The move reflects the investments some third parties are making in VMware's vCloud Suite software stack and VMware's interpretation of how its customer base will tap public cloud services. As the members of the VMware ecosystem embed vCloud deeper and deeper into their environments, it potentially leaves them in trouble if VMware decides its existing public cloud strategy isn't working and switches to Plan B.
Just what Plan B might be isn't clear to members of the ecosystem, and may not be clear inside VMware itself. In a short period since 2010, it has built a much more extensive network of public cloud providers than most people realize. A list of those service providers begins with ACP IT Solutions AG in Munich, Germany, and ends with Zumasys in Irvine, Calif.

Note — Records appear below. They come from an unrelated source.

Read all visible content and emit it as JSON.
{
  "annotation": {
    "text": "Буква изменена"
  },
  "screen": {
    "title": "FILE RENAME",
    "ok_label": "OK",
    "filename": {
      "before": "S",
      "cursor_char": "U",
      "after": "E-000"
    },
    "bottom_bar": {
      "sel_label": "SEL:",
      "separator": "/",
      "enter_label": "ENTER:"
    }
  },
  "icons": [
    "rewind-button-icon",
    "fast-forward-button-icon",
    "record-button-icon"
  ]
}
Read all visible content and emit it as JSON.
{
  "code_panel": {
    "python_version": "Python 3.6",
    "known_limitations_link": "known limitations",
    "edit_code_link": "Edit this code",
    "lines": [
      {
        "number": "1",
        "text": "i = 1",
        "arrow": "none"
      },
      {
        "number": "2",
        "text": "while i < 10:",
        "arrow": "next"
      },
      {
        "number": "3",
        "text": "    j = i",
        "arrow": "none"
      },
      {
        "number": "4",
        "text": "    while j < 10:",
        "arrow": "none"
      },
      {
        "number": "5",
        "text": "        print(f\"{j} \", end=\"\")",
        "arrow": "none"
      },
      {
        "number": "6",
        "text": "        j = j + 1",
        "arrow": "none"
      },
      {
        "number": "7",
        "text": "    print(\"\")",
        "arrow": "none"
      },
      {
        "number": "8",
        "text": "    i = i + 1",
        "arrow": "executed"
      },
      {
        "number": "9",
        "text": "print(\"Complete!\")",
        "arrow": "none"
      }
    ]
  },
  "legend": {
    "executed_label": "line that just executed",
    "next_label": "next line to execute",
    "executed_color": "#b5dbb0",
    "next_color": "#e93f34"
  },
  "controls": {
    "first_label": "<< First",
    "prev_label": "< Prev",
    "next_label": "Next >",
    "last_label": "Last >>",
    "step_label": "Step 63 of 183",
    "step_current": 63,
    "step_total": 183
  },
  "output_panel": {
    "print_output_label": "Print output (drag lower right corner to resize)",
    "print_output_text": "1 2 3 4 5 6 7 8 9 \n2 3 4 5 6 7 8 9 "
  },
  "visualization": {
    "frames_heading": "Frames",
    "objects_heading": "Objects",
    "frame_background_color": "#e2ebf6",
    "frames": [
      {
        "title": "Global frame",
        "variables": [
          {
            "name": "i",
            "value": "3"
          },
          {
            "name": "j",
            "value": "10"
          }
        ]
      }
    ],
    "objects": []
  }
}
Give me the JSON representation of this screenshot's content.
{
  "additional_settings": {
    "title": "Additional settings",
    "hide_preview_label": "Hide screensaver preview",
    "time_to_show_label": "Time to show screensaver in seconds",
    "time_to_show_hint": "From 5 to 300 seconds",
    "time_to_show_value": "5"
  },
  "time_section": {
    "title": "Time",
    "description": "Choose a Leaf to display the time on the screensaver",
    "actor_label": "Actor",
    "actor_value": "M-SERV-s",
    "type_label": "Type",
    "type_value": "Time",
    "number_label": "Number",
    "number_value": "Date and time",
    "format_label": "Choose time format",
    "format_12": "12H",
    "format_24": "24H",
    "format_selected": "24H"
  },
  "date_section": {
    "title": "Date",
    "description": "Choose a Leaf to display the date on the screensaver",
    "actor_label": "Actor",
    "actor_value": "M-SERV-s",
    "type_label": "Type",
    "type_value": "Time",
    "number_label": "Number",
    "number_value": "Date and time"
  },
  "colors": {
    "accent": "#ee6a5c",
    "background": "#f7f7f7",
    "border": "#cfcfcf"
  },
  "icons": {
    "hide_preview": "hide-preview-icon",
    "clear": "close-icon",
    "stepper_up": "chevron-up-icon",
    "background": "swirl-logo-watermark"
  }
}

But that barely scratches the surface of VMware's public cloud effort. Also included are: Adacor Hosting, Adapt, Ajubeo, Amaris, Anitel, ASP4All, Area9, AT&T, Attenda and Ayera, and that's just the As. There are 175 vCloud-compatible suppliers named on VMware's full list.
[ Want to see why Bluelock is a respected VMware public cloud supplier? See Bluelock Lets Customers See Charges, Control Bills. ]

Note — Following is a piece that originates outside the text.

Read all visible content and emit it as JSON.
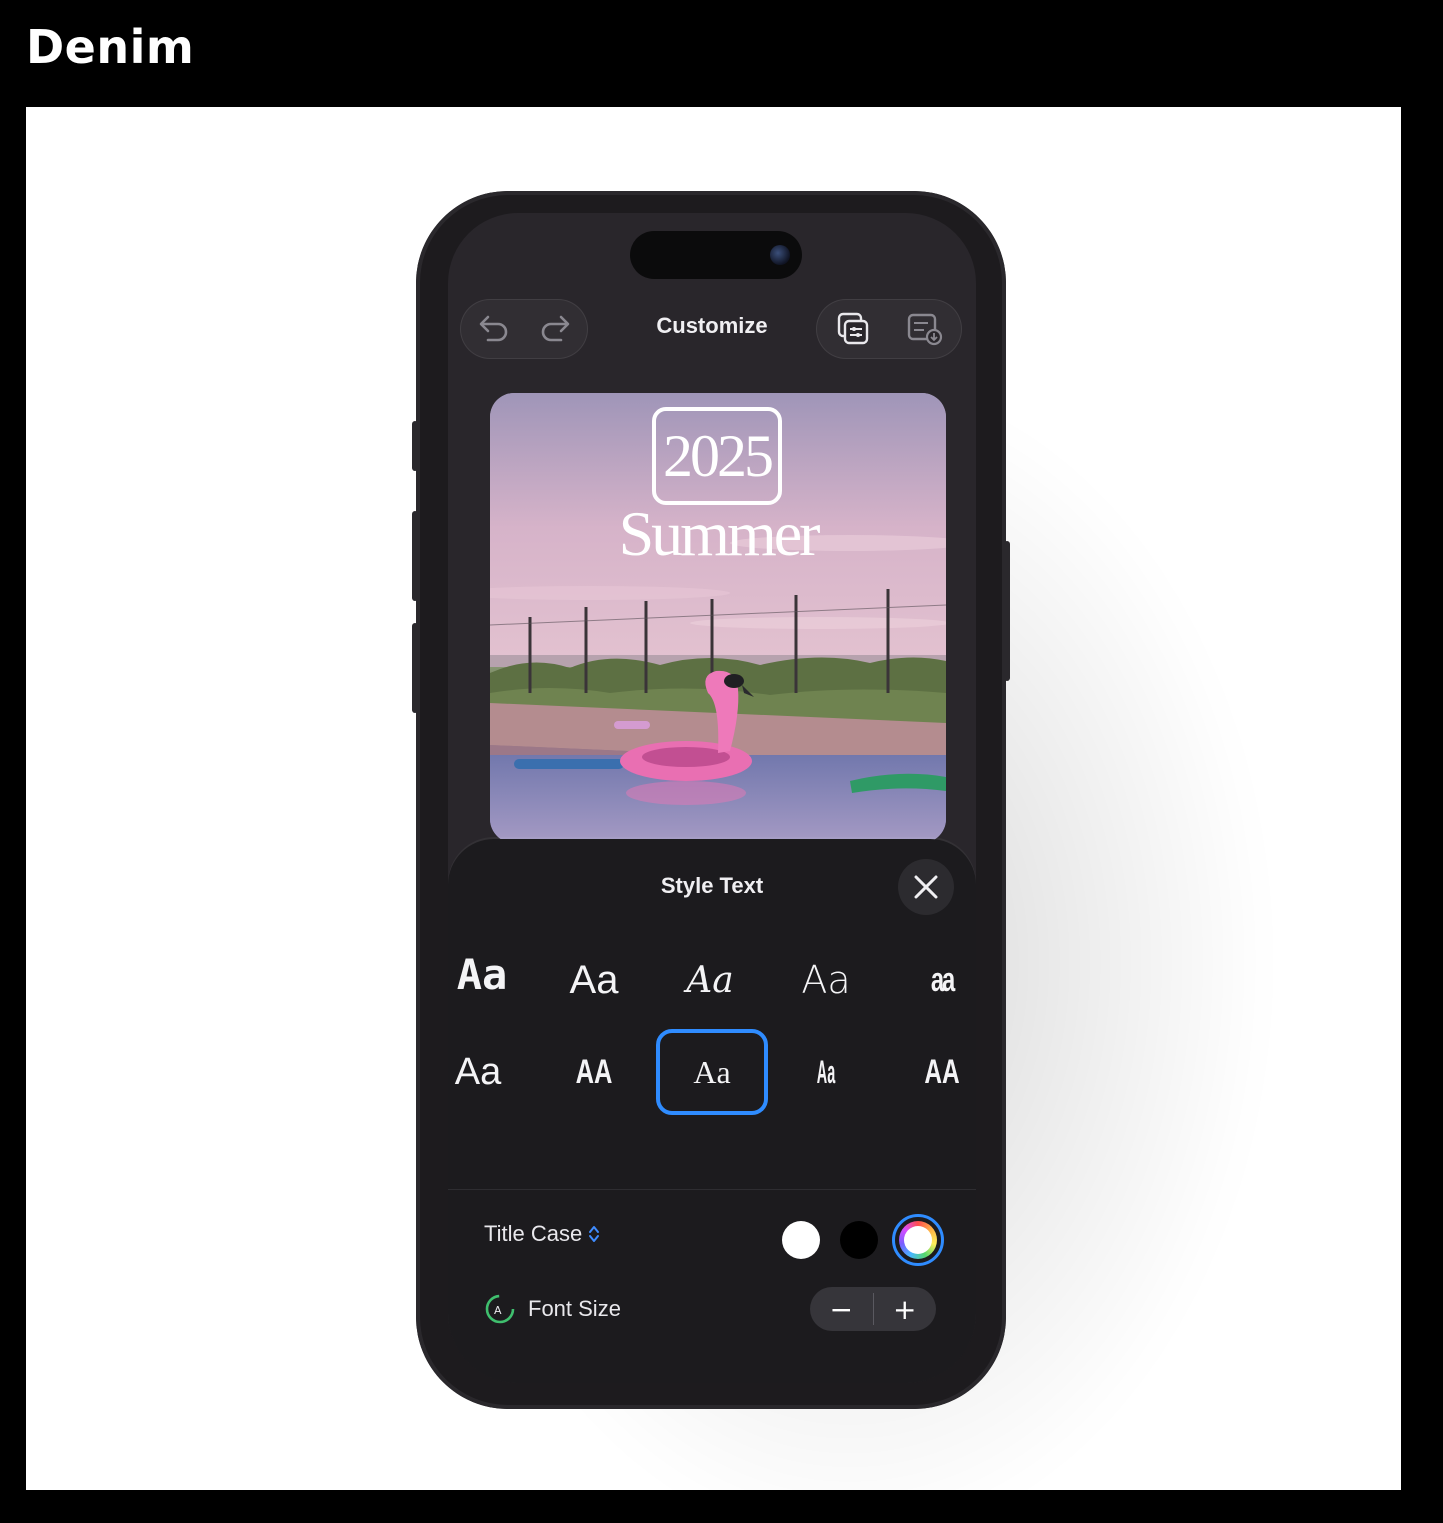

Bluelock doesn't give out details on the dimensions of its data centers, but they are described as Tier 4, SSAE 16 Type II caliber facilities. Tier 4 means a highly resilient data center with many redundancies and protections against outage, capable of supplying 99.995% uptime. SSAE 16 Type II, based on the former SAS 70 standard, requires auditable control processes that help ensure a service meets all compliance requirements.

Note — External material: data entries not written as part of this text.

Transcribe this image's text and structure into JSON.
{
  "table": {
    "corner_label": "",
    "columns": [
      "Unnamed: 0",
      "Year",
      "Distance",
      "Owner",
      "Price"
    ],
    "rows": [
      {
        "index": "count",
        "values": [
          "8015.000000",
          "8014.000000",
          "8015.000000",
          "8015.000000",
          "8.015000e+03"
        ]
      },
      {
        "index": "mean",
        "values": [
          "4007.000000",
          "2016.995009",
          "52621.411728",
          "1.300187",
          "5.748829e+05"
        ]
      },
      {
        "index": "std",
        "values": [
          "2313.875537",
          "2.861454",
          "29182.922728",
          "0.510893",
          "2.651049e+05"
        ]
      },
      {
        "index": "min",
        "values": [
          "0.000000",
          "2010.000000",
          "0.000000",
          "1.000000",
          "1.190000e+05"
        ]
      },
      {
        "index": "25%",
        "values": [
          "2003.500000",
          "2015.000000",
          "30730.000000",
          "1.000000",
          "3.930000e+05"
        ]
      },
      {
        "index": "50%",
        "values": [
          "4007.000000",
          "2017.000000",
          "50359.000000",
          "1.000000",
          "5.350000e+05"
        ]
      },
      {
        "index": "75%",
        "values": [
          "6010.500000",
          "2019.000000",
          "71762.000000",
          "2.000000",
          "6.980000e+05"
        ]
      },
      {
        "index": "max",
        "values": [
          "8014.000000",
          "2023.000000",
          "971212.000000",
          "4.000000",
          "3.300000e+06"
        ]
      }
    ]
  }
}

On Aug. 27, VMware quietly launched test drives for selected customers of its vCloud Service Evaluation, which is sometimes referred to as a private beta of a VMware public cloud offering. In fact, it is a test drive of the vCloud software stack hosted by one of the previously mentioned, public cloud partners.
It's only recently, with the announcement that that former CEO Paul Maritz (now EMC chief strategy officer) would be heading up something called Pivotal Initiative, that outsiders began to speculate that VMware might be formulating its own public cloud service. Pivotal Initiative was to include VMware's sole existing operational public cloud, Cloud Foundry, based on open source code. With Pivotal still ill-defined, outsiders have begun to speculate how VMware might be dissatisfied with the pace of progress through its network of public cloud suppliers and contemplating launching its own public cloud service.
Such speculations would have remained beyond the pall but for inflammatory comments that came from current CEO Pat Gelsinger at VMware's Partner Exchange conference in Las Vegas. The possibility that more and more VMware customers were slipping away to Amazon's EC2 was an alarming one, one that possibly meant that VMware and its ecosystem were going to be left behind in the race to the public cloud.
"We all lose if they end up in these commodity public clouds. We want to extend our franchise from the private cloud into the public cloud ... Own the corporate workload now and forever," Gelsinger told the assembled partners in remarks that seemed to try to eliminate a source of future competition.